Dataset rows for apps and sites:
------------------------------------

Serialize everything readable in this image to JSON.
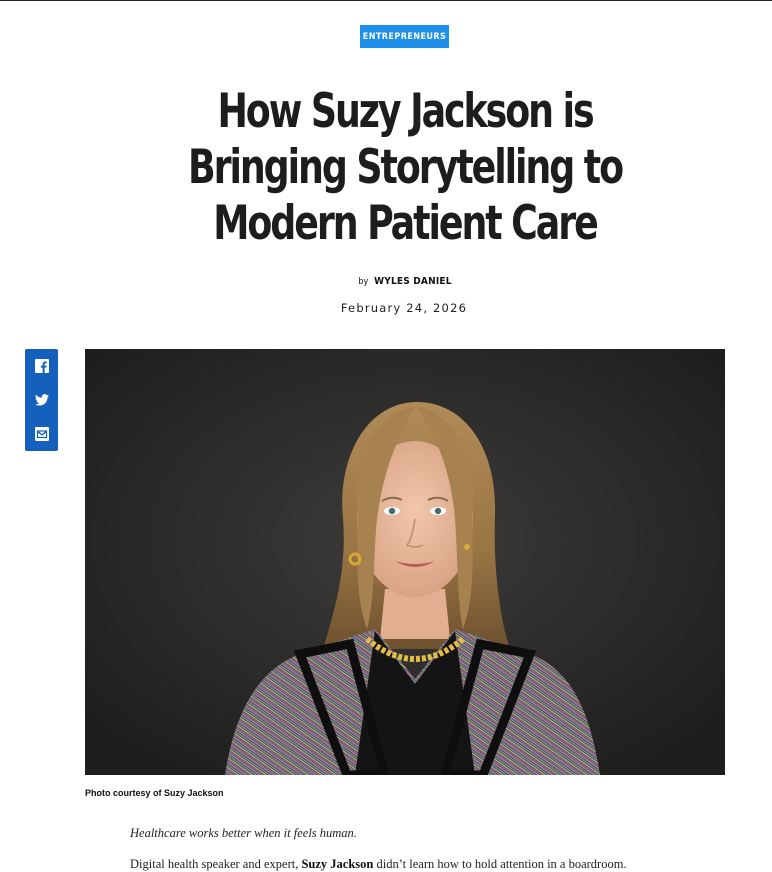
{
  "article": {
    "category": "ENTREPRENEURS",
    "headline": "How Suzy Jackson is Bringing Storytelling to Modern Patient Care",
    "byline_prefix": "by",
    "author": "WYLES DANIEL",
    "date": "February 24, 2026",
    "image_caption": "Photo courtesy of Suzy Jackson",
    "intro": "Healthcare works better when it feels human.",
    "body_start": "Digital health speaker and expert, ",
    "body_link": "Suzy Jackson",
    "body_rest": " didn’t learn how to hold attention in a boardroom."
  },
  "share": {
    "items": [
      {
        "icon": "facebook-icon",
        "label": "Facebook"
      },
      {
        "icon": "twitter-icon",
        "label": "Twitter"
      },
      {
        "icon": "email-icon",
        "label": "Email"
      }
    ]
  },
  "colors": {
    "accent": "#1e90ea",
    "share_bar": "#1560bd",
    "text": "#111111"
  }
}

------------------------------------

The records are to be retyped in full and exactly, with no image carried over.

• _Exercise output_
Serialize everything readable in this image to JSON.
{
  "article": {
    "category": "ENTREPRENEURS",
    "headline": "How Suzy Jackson is Bringing Storytelling to Modern Patient Care",
    "byline_prefix": "by",
    "author": "WYLES DANIEL",
    "date": "February 24, 2026",
    "image_caption": "Photo courtesy of Suzy Jackson",
    "intro": "Healthcare works better when it feels human.",
    "body_start": "Digital health speaker and expert, ",
    "body_link": "Suzy Jackson",
    "body_rest": " didn’t learn how to hold attention in a boardroom."
  },
  "share": {
    "items": [
      {
        "icon": "facebook-icon",
        "label": "Facebook"
      },
      {
        "icon": "twitter-icon",
        "label": "Twitter"
      },
      {
        "icon": "email-icon",
        "label": "Email"
      }
    ]
  },
  "colors": {
    "accent": "#1e90ea",
    "share_bar": "#1560bd",
    "text": "#111111"
  }
}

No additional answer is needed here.